60 infographic examples.
Ignite your imagination with this collection of brilliant infographic designs to help you get started on building your very own with Adobe Express.
1. Business infographic examples.
As you start working on your infographic, think first about the intention behind it. Are you creating an infographic to hang in your office or business space? Opt for eye-catching visuals and large text. Are you building something for a business presentation? Make it branded for your company using your brand’s logo and colors. No matter what kind of infographic you’re making, a good rule of thumb is to be concise with your vocabulary so that readers can process your graphic quickly and pick up on what you’re aiming to communicate.
2. Infographics resume examples.
Give recruiters a chance to understand who you are quickly and your important details by highlighting those points using text, color, and imagery. Here we see examples that feature a timeline, a chart, and a fact cloud, highlighting critical takeaways for the reader.
3. COVID-19 infographic.
Use infographics to share critical information to your network about the COVID-19 protocol. Whether that’s how to properly wash your hands, keep a social distance, get organized for a vaccination, or change to the habitual way of doing things, you can communicate that effectively with an infographic. Make use of colors and images to capture your reader’s attention and teach them how to help people stay safe in your community.

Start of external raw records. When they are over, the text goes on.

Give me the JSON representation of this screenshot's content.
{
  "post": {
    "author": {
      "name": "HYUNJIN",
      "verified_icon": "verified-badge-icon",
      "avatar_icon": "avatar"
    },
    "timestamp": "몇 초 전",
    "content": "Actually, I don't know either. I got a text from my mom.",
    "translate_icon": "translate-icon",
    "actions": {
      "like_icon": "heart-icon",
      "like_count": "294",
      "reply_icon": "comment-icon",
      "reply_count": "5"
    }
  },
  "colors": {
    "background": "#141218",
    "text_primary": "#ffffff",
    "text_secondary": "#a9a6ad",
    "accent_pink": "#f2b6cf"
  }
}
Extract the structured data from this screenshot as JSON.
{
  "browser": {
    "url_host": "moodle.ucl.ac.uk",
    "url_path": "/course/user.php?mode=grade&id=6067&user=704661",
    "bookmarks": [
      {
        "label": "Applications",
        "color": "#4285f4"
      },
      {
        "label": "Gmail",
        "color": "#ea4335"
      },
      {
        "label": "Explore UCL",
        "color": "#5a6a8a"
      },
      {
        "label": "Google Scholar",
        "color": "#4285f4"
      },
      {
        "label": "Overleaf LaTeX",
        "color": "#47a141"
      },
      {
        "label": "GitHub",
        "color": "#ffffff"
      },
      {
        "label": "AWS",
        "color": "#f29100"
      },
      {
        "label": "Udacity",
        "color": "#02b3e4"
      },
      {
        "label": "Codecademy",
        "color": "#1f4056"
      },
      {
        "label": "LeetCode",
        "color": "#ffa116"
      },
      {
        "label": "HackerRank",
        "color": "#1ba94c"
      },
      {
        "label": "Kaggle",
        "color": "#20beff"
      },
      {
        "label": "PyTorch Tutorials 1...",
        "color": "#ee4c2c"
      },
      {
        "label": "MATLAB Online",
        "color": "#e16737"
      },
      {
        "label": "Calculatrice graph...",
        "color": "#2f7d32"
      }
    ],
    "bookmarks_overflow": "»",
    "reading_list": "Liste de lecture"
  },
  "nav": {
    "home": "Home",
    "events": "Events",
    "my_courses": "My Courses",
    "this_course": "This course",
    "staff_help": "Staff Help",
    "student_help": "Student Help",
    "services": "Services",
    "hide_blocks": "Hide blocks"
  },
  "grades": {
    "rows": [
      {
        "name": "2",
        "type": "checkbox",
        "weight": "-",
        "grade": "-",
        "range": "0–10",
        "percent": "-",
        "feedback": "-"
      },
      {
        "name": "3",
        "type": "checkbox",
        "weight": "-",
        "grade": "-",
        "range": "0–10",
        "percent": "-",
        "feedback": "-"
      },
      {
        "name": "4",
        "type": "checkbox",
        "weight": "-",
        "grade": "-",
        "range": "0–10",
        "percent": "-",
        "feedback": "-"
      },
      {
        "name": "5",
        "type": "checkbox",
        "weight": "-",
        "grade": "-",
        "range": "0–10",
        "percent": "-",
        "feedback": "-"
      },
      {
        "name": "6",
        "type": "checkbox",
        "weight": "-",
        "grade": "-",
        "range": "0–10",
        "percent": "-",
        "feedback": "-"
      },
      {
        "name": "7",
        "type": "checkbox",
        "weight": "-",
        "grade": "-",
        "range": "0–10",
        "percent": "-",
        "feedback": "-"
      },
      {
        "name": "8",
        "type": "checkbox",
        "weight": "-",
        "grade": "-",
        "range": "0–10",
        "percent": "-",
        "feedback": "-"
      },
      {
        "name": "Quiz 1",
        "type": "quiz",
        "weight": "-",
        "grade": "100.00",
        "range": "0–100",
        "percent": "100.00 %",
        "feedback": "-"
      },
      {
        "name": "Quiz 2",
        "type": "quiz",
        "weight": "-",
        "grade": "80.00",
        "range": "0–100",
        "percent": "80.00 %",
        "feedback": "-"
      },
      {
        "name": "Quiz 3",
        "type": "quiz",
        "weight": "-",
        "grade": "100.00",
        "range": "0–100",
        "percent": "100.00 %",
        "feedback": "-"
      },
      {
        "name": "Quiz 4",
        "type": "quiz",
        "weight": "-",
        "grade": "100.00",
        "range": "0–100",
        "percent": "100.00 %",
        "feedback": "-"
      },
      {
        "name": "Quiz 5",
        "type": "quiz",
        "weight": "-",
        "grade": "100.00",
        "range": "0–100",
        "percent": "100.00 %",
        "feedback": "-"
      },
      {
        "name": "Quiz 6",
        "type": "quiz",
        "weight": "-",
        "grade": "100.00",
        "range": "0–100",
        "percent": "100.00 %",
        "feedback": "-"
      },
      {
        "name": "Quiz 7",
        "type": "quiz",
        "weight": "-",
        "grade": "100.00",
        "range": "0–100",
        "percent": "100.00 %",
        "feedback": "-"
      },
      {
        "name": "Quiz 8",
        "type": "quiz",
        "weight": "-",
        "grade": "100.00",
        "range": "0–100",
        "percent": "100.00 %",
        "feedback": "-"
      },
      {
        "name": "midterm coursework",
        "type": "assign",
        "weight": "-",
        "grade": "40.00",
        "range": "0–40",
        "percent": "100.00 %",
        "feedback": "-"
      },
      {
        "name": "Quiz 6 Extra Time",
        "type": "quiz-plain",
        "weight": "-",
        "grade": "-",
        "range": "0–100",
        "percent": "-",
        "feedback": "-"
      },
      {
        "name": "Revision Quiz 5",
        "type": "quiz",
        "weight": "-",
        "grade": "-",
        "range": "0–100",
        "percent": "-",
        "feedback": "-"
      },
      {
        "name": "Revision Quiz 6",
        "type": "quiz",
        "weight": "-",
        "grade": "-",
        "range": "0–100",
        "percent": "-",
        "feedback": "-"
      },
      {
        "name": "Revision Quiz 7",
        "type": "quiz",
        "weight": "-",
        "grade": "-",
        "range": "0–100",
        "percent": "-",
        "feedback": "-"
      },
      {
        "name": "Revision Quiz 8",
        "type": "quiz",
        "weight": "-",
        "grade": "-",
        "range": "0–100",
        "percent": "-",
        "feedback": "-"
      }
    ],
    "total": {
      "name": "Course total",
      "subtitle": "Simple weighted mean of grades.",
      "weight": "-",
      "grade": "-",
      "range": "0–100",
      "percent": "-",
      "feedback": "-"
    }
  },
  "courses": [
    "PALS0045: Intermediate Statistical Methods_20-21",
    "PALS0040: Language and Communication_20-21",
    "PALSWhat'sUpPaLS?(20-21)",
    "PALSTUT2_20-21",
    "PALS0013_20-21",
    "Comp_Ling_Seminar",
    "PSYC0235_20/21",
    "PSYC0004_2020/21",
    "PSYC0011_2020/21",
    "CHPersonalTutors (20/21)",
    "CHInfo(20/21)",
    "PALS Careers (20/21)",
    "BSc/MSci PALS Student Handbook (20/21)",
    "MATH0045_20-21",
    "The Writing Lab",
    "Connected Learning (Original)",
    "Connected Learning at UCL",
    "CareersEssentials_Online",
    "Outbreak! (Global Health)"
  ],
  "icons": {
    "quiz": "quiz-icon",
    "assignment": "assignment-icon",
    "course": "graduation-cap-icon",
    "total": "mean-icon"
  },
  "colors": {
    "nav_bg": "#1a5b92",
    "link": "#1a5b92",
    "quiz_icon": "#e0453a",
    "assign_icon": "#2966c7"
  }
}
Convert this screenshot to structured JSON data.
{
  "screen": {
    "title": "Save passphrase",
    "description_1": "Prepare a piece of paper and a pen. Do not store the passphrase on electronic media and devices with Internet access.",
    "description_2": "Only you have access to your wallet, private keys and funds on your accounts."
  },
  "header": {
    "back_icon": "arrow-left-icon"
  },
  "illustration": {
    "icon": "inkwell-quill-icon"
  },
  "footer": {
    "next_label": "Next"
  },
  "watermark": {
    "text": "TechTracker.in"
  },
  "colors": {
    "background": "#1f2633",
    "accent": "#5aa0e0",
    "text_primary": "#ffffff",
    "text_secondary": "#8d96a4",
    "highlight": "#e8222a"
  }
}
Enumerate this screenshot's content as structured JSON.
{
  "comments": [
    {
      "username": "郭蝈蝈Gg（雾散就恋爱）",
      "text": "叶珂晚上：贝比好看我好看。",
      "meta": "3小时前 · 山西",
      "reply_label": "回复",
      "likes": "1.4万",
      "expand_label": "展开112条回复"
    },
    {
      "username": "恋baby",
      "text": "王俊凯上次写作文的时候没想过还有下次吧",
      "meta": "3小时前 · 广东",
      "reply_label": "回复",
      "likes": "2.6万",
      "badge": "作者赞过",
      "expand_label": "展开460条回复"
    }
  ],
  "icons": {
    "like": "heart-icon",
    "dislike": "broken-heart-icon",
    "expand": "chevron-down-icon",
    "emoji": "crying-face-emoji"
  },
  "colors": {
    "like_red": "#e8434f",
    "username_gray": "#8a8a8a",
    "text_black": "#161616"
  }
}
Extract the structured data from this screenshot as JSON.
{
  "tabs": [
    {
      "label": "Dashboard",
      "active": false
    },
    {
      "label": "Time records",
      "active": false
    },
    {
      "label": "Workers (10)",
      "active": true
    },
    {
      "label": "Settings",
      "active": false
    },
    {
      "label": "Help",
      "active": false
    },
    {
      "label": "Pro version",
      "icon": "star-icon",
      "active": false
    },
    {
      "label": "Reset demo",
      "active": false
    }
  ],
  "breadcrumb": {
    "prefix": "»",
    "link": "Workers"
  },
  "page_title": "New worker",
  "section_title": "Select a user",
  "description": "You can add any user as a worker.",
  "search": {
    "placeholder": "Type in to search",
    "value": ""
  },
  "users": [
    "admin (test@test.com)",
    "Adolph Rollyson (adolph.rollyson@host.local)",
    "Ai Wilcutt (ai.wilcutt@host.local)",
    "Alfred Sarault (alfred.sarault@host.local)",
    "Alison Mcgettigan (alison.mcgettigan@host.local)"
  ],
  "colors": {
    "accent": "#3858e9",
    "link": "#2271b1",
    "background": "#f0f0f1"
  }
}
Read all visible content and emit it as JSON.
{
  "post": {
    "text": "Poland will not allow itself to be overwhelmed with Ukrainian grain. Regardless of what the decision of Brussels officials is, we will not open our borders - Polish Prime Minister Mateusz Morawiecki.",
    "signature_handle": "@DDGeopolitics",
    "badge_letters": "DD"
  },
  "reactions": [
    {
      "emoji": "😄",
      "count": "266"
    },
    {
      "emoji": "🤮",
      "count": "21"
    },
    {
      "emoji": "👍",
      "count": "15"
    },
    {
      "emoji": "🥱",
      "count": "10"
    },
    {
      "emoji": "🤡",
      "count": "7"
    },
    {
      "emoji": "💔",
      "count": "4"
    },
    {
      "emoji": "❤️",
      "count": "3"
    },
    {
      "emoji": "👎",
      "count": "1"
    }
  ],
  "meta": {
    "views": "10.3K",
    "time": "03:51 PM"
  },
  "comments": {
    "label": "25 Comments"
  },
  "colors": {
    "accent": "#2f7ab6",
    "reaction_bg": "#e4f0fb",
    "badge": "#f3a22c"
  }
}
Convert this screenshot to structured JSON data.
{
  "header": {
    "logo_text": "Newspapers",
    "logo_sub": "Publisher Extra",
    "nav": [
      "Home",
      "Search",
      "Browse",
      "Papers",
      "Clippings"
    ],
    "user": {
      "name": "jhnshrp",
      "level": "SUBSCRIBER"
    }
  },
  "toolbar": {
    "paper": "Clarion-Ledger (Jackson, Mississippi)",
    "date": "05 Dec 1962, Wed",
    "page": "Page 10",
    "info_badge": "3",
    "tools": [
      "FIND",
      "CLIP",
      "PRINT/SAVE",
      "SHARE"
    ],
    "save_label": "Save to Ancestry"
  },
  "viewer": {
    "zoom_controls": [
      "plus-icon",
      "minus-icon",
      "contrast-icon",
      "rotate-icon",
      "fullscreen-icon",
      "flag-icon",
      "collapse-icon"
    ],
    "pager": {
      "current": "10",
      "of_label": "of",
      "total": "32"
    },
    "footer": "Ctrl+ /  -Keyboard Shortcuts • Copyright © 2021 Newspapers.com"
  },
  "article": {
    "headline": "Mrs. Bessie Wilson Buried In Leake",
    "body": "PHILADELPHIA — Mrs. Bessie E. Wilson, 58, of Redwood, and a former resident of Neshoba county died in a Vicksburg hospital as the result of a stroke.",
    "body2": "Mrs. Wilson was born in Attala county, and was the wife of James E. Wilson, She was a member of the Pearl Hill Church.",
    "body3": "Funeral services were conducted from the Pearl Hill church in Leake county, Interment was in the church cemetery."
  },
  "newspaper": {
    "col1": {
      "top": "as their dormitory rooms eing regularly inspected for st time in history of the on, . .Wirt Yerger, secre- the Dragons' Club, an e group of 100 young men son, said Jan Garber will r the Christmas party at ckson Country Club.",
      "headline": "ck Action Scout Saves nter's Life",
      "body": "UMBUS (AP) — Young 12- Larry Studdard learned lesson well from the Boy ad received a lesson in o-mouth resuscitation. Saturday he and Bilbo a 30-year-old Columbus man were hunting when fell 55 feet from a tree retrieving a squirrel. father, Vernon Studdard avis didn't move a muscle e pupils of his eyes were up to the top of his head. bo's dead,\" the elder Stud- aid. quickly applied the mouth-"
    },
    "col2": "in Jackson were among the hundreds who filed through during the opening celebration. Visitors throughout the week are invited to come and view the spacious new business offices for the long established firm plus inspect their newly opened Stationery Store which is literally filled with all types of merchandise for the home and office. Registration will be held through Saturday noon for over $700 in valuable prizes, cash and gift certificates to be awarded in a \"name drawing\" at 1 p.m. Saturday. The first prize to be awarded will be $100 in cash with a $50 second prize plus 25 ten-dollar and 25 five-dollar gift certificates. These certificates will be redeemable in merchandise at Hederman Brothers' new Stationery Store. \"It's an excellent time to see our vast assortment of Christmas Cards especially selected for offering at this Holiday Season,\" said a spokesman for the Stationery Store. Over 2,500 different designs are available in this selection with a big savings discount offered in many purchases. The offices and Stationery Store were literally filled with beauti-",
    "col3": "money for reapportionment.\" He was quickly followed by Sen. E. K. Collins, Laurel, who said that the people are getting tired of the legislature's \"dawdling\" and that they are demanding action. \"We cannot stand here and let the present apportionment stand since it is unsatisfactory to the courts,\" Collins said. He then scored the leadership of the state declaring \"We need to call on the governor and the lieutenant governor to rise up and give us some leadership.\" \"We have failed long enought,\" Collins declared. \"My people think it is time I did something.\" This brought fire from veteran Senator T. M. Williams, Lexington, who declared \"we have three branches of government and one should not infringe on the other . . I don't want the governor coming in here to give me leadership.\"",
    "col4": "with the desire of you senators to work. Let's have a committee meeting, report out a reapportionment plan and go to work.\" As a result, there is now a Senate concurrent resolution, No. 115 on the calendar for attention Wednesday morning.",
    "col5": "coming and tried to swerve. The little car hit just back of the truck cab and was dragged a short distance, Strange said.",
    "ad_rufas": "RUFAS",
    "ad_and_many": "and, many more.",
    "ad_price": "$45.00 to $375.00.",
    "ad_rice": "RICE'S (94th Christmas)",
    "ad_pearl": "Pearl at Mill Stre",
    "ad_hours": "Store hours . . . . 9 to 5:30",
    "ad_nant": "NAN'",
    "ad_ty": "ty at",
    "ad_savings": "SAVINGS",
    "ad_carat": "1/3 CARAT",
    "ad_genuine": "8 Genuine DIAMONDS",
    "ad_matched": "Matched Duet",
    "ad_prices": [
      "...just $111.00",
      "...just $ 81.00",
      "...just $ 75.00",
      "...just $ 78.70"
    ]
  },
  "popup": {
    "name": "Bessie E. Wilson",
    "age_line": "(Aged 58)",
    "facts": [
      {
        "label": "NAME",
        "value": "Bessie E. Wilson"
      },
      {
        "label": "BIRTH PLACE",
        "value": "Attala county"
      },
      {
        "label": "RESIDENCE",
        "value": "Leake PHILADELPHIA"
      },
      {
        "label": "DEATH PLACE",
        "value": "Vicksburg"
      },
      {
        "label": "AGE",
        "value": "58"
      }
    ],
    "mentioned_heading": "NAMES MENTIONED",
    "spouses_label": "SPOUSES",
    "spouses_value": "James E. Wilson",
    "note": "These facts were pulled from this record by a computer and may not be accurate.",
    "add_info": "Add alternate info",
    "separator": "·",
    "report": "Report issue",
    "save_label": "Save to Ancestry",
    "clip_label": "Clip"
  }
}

4. Step by step infographic examples.
Infographics are excellent for teaching instructions. Use design elements such as lines, shapes, layout options, or bold text to break up steps in an easy-to-read format. Ensure each step’s instructions are printed large and clearly so that it’s easy for any reader to follow the steps.
5. Processing infographic examples.
Once you’ve organized the order of events for a process, you’re ready to make it into an infographic. Use design elements, including bullet points, lines, stacking, and icons to delineate a process and inform your readers effectively and creatively.
6. Map infographic examples.
Infographics aren’t just about visualizing processes or data. You can also showcase maps, including but not limited to plans of a town, country, or continent; a map of the body or its systems; a star chart; weather patterns; or even palm lines. When working with plans, they can provide the imagery to pair with any text you want to feature, offering insight into your information. You can also get as creative as you’d like with your maps – no need to be perfectly accurate, as infographics are more about a clean, playful presentation than precise, intricate details.
7. Timeline infographic examples.
Sometimes dates, names, and facts can be challenging for people to remember all at once. Help them out with a bit of data visualization. Deconstruct timelines and historical dates with an infographic to give a visual perspective of time, distance, and relationships.
8. Comparison infographic examples.
Compare products, services, payment plans, and more with a comparative infographic. Think outside of the regular chart format with a cleaner, more minimal, and vibrant design. Use design elements like color blocking or shapes to distinguish between comparisons. Then, add in text or icons to illustrate the pros and cons of each. Create accurate comparative charts, or use your tools to highlight the best options for your readers.
9. History infographic examples.
Illustrating timelines is a great way for visual learners to understand dates and the order of events. Make a timeline for a classroom, a school project, a historical holiday, a family tree, or even a wedding story. Customize the colors and typography to match the theme of the timeline. Once you’ve built out your timeline, add imagery or icons to make it even more dynamic.
10. Health infographic examples.
Create infographic posters for a doctor’s office, classroom, or even as a motivational poster for yourself. If you’re aiming to promote better health practices or teach someone about something in the medical field, make sure your graphic is eye-catching and easy to read. Pair your health facts with relevant imagery to drive home your messaging. And if you need to, you can even cite sources at the bottom of your infographic for continued learning.
11. Climate change infographic examples.
Climate change is a growing and evolving topic, so it’s essential to communicate their gravity issues. As scientists learn more about the changing climate, new information has to be relayed to the general population, so do so in a way that is easy to read and easy to empathize with for your reader. Use imagery, layman’s terms (or clear definitions) in your language, and calls to action to promote change.
12. Flowchart infographic examples.
Flowcharts are a fun and engaging visual experience for your reader, so enjoy creating them. Be playful with how you organize the chart, including the choice of line or arrow that leads from one section to the next and how you manage those sections. Create distinctions with different text styles, colors, or shapes. And, don’t forget to include a title, so your readers know what they’re getting into.
13. Infographic brochure examples.
Take your brochure to the next level by changing any written content into infographic style designs. Infographics are effective in this example for several reasons – they can quickly capture a reader’s attention, they can better highlight critical ideas, and they can save space by using imagery paired with text. Explore ways you can pair the imagery of your brochure with infographics and use colors and typefaces to match the graphics to your brochure’s theme.
14. Infographic poster examples.
Infographics are an excellent way to serve up big ideas into smaller, bite-sized pieces. Fill up your poster with the information you’re looking to communicate, and do it with style. Opt for concise text, icons and illustrations, bold typography choices, and a cohesive color palette to make a harmonious design that stands out and makes an impression.